Our “competitors” had equally wonderful dishes, and everything was paired with wine. For the main course, David and my son prepared stuffed zucchini served two ways, one with local chorizo and one with local sausage. They were combined with onions, garlic and dried Roma tomatoes over a smear of homemade roasted Anaheim and sweet pepper coulis. Fantastic!
The third course consisted of both a cheese course and dessert, prepared by my husband and youngest son. Five different local cheeses were served as a cheese plate, and was accompanied by local raw honey, local wild pepper jelly and a seeded ciabatta and sourdough baguette from Chicken Bridge Bakery. For dessert, there was a lovely local chocolate mousse, topped with Chapel Hill toffee crumble and Chapel Hill chocolate nibs. It was a perfect way to end the meal.

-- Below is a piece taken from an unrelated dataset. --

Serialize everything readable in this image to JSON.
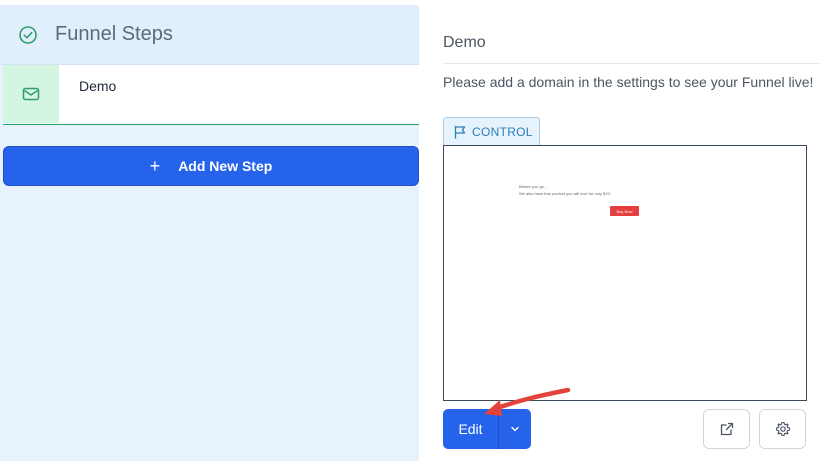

There were no winners in our “Top Chef” challenge, because we determined that all the teams’ dishes turned out great. Still, we thoroughly enjoyed the competition.
Our food adventure continued the next day when we went to the Saxapahaw General Store, owned by Chef Jeff Barney. Despite what they say about eating in restaurants located next to gas stations, this popular eatery prides itself in its logo – “Saxapahaw General Store, your five-star-gas station.” Built in a restored cotton mill, the Saxapahaw General Store is known for their homemade biscuits, and serves fresh, local food products. I settled for a bacon, egg and cheese on a homemade biscuit with a side of creamy grits. You can’t get more Southern than that.
After breakfast we took a walk towards the end of the old mill building where the Left Bank Butchery was housed. The smell of smoked meats hung in the air, and I was amazed at the amount of meats and products they carried. Left Bank Butchery is “a whole animal butchery.” They buy whole, heritage breed animals from local farms, and they utilize all of the animal in order to produce outstanding and sustainable food. David bought some thick cut, smoky bacon for our breakfast the next day, along with some pork belly. I have to say that both were fabulous.
Our last night was a taste of Long Island, and David and Lisa treasured the items we brought with us from Mr. Sausage – peppercorn cheese, soppressata, antipasto and of course, ravioli. First up was a burrata and black truffle ravioli. We sautéed some wild mushrooms in butter and olive oil, and this became our sauce. The second ravioli was one of Lisa’s favorites, a zucchini blossom ravioli simply dressed with a drizzle of good extra virgin olive oil.
Our trip to North Carolina turned out to truly be an adventure in food. Upon my return however, it was back to the gym and to Kala Luna in Huntington for my pineapple kale drink.